Celebrating 2012 - United Nations Year of Cooperatives
Rural Cooperation in the 21st Century: Unique Opportunities for Farm Families
An international conference, Rural Cooperation in the 21st Century: Unique Opportunities for Farm Families will take place at the Brooklodge, Macreddin Village, Co. Wicklow on Friday, 31 August 2012. It will explore an alternative way for farmers to work together in bringing their products directly to consumers, to sell their produce at a higher price, and to hence improve their profitability.
Teagasc in collaboration with the TASTE Council, Bord Bia, UCC Centre for Cooperative Studies and ICOS is holding the conference which is one of several official events taking place in Ireland to mark 2012 - United Nations’ Year of Cooperatives. Ireland has a strong heritage of cooperative movements, but there are also new forms of cooperatives operating internationally that Ireland has much to learn from. This conference will discuss alternative ways for farmers to brand and sell their produce at a higher price.

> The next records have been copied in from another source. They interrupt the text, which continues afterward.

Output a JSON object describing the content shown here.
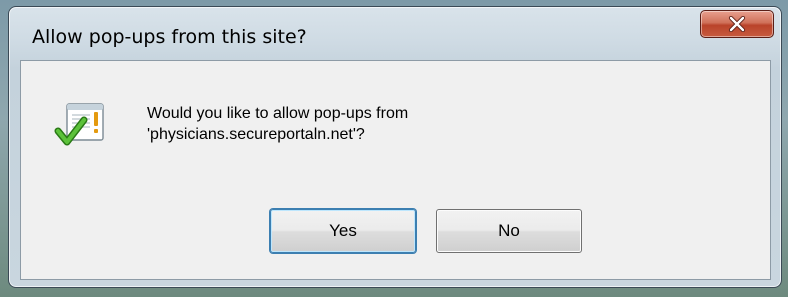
{
  "dialog": {
    "title": "Allow pop-ups from this site?",
    "close_label": "x",
    "message_line1": "Would you like to allow pop-ups from",
    "message_line2": "'physicians.secureportaln.net'?",
    "icon": "popup-permission-warning-icon",
    "buttons": {
      "yes_label": "Yes",
      "no_label": "No"
    }
  },
  "colors": {
    "title_bar": "#c9d6df",
    "close_button": "#c75b3f",
    "client_area": "#f0f0f0",
    "default_button_border": "#3c7fb1"
  }
}
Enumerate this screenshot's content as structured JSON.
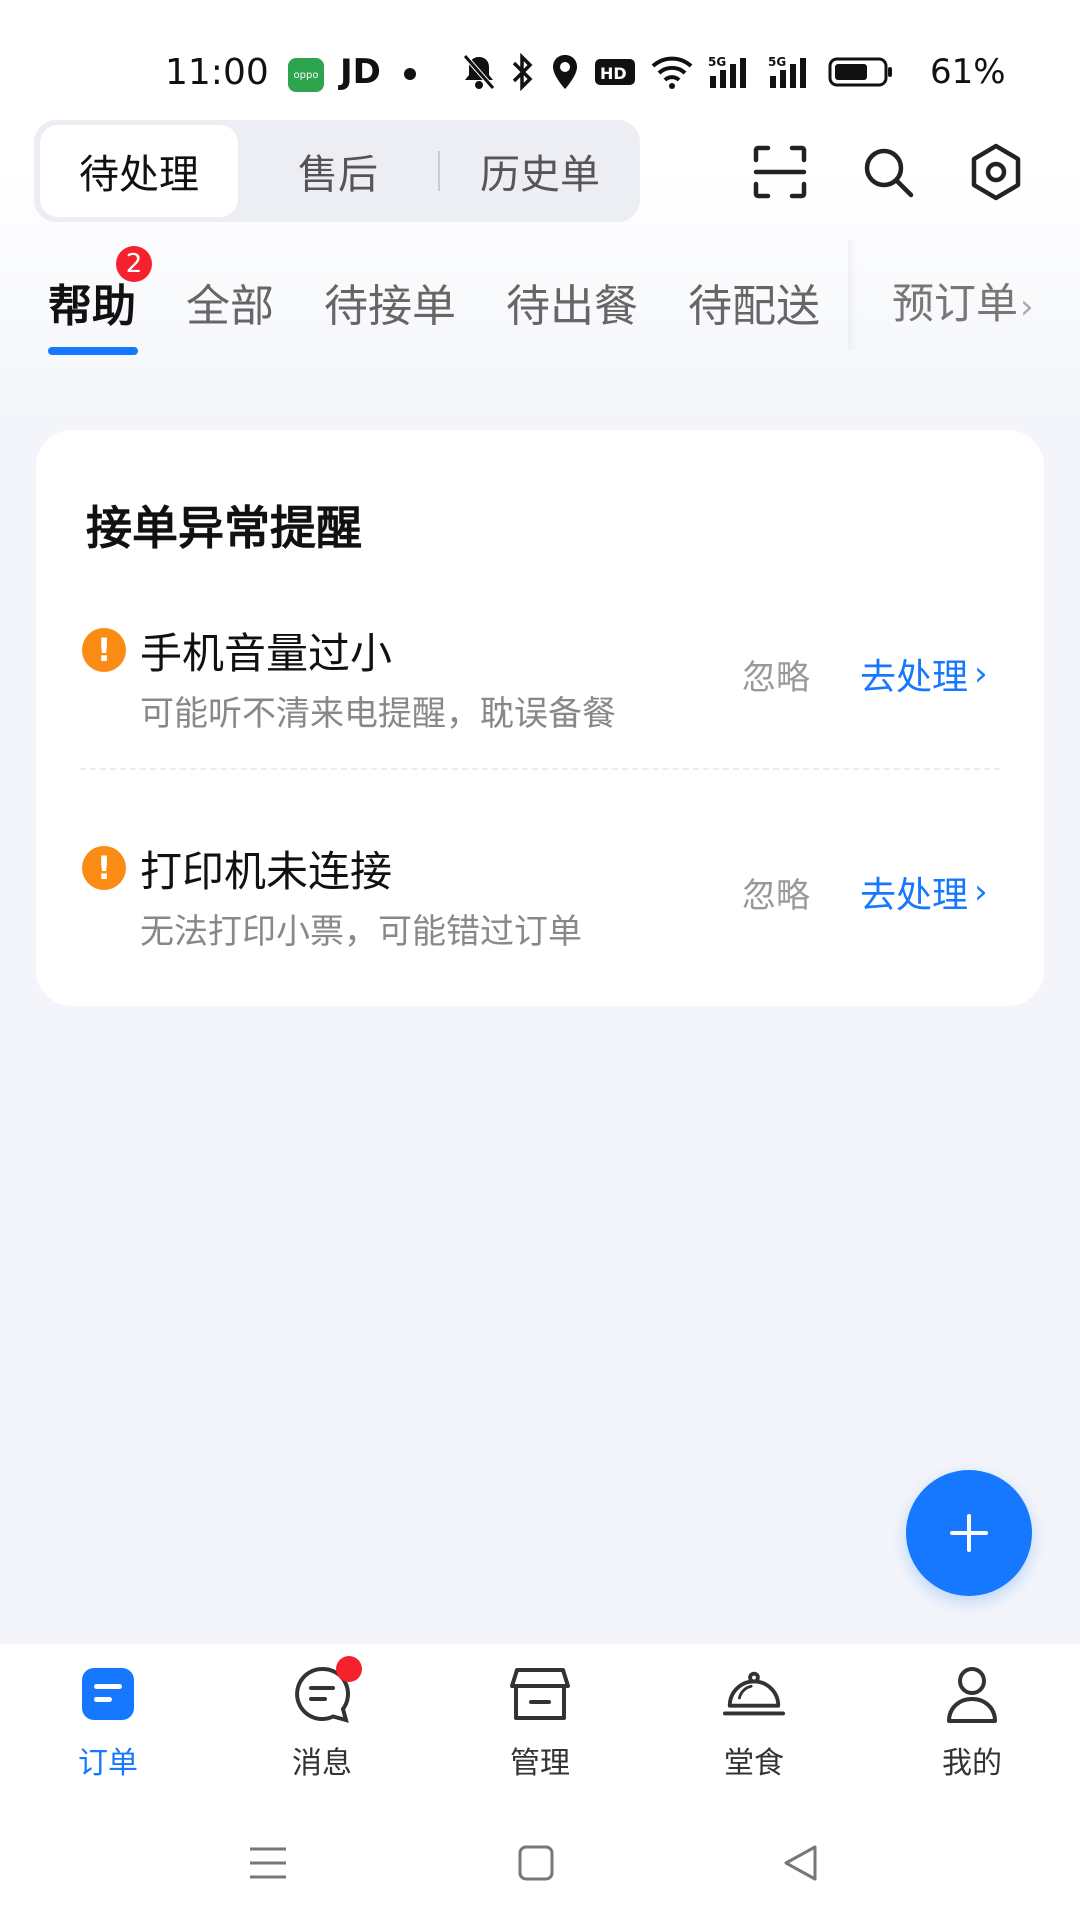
{
  "status_bar": {
    "time": "11:00",
    "carrier_text": "JD",
    "battery_text": "61%",
    "icons": [
      "oppo-app-icon",
      "mute-bell-icon",
      "bluetooth-icon",
      "location-icon",
      "hd-icon",
      "wifi-icon",
      "5g-signal-icon",
      "5g-signal-icon",
      "battery-icon"
    ]
  },
  "header": {
    "segments": [
      "待处理",
      "售后",
      "历史单"
    ],
    "icons": [
      "scan-icon",
      "search-icon",
      "settings-icon"
    ]
  },
  "tabs": {
    "items": [
      "帮助",
      "全部",
      "待接单",
      "待出餐",
      "待配送",
      "预订单"
    ],
    "badge": "2"
  },
  "card": {
    "title": "接单异常提醒",
    "alerts": [
      {
        "title": "手机音量过小",
        "desc": "可能听不清来电提醒，耽误备餐",
        "ignore": "忽略",
        "action": "去处理"
      },
      {
        "title": "打印机未连接",
        "desc": "无法打印小票，可能错过订单",
        "ignore": "忽略",
        "action": "去处理"
      }
    ]
  },
  "bottom_nav": {
    "items": [
      "订单",
      "消息",
      "管理",
      "堂食",
      "我的"
    ]
  },
  "colors": {
    "accent": "#1677FF",
    "warning": "#FA8C16",
    "badge": "#F5222D",
    "background": "#F3F5FA"
  }
}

Speaking in advance of the conference, Dr. Áine Macken-Walsh, Teagasc Rural Economy and Development programme said: “There are increasing opportunities for farmers to supply consumers’ growing demands for authentic farm family food that is branded with a ‘clean, green’ image. Such products receive a higher price than undifferentiated commodities in the marketplace. As acknowledged by Bord Bia’s new branding initiative Origin Green, Ireland has significant potential and international advantage in bringing well-branded, differentiated products to the marketplace because of its ‘clean, green’ image and its non-intensive family operated farms. A genuinely farmer-owned cooperative is a suitable business model for bringing such products to the marketplace because consumers want a direct link with the farmers who are producing the food they buy.”
Cooperatives operating in the US and elsewhere provide successful models for farmers to work together to target similar markets, nationally and internationally. Such cooperatives can successfully represent a multitude of differently branded products – differently branded lamb and beef products, for example, because such product groups, though distinctive to each other, are targeting the same markets and often have insufficient scale to operate alone. Cooperatives can seek not only to achieve scale and greater bargaining power in the market, but also to provide and coordinate services that are crucial to farmers who want to sell their products directly: marketing, branding, public relations, processing and distribution.
The conference will be inspired by contributions from three US speakers who are experts on the development and operation of this cooperative model. The aim will be to debate what Irish farmers could potentially benefit from this particular cooperative model and what would be required to make it work in the Irish context.
A panel of Irish food experts, marketing experts, industry experts and retailers will assist the debate and discussion. The conference is primarily targeted at farmers and a complimentary marketing workshop for farmers will take place on 30 August at the conference venue, the day before the conference itself.